This was a great book, and no self-respecting X-Men fan wouldn't go pick this up. The one (ONE, and that's great for a graphic novel) downside to this book is that we see many references to Marvel Team-Up Annual #6, and something that happened to Wolfsbane and Sunspot in it. Dialogue pretty much tells us what happened, but it's not quite the same as actually reading the comic book. That aside, this book was perfect, and the cliffhanger at the end has me waiting in anticipation for Vol. 3 and the Demon Bear Saga! Keep cool!
The previous volume ended with the remaining four (Dani, Rahne, Sam, Roberto) going on what would become a multi-issue trip to the Amazon, where they make the unlikely find of a lost city of Ancient Romans and Incas living under a Republican government (which is threatened by a monarchist senator); alone, the four must navigate the turbulent politics of the city, find an ally in the daughter of one senator, Amara Aquilla (codenamed Magma), and survive their first encounter with the recurring villainess Selene, a mutant psychic vampire. Coming home, another castmember is added, in the form of Illyana Rasputin/Magik, the younger sister of the X-Man Colossus, a mutant magician, and the New Mutants become acquainted with her concealed, horrible past in the demonic realm of Limbo. Afterwards, the New Mutants and junior X-(Wo)Man Shadowcat (who had earlier condescendingly called the group the "X-babies") must team-up to battle the X-Men's recurring nemeses, the Hellfire Club, and, in particular, the White Queen, Emma Frost. This closing story arc also includes the first appearance in the series of the New Mutants' opposite numbers at Frost's Massachusetts Academy, the Hellions, including future X-Man Warpath (then called Thunderbird). This run of stories ends on something of a cliffhanger, promising big story developments and the arrival of acclaimed artist Bill Sienkiewicz.
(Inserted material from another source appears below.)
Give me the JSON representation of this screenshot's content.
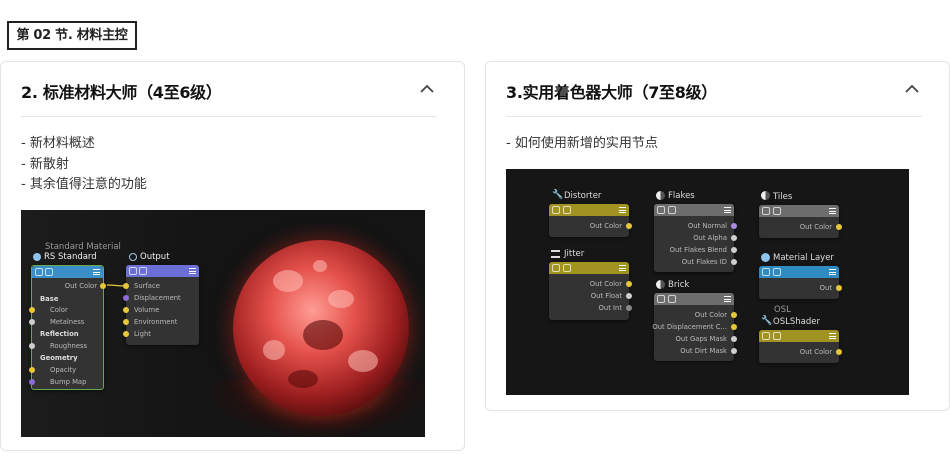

Chris Claremont is a widely derided writer these days, having atrophied as a writer over the decades, losing the originality in years of repetitive stories and failing to keep up with changes in writing style. However, here he is at the top of his game, producing enjoyable adventure stories while at the same time expertly juggling his cast, giving insight into their feelings and motivations, and, as best as anyone has ever done, capturing the potential of the mutant allegory: the kids are gifted with incredible powers, which, particularly in the cases of newcomers Illyana and Amara, also come with considerable risks, and they must learn to control their power. Professor Xavier, nowadays often characterized as a manipulator, is perfectly characterized here; "Xavier's Dream" is never more real in the pages of these stories. The artist for this volume is reliable Marvel penciller Sal Buscema, unfortunately sandwiched between McLeod and Sienkiewicz, two more famous artists; nevertheless, his contributions to the New Mutants are worthy.
This series is recommend to fans of Marvel's mutants in arguably their finest era.
Most Recent Customer Reviews
The New Mutants, Power Pack, Dazzler, Avengers West Coast, and X-Factor are essential 1980s readings.Read more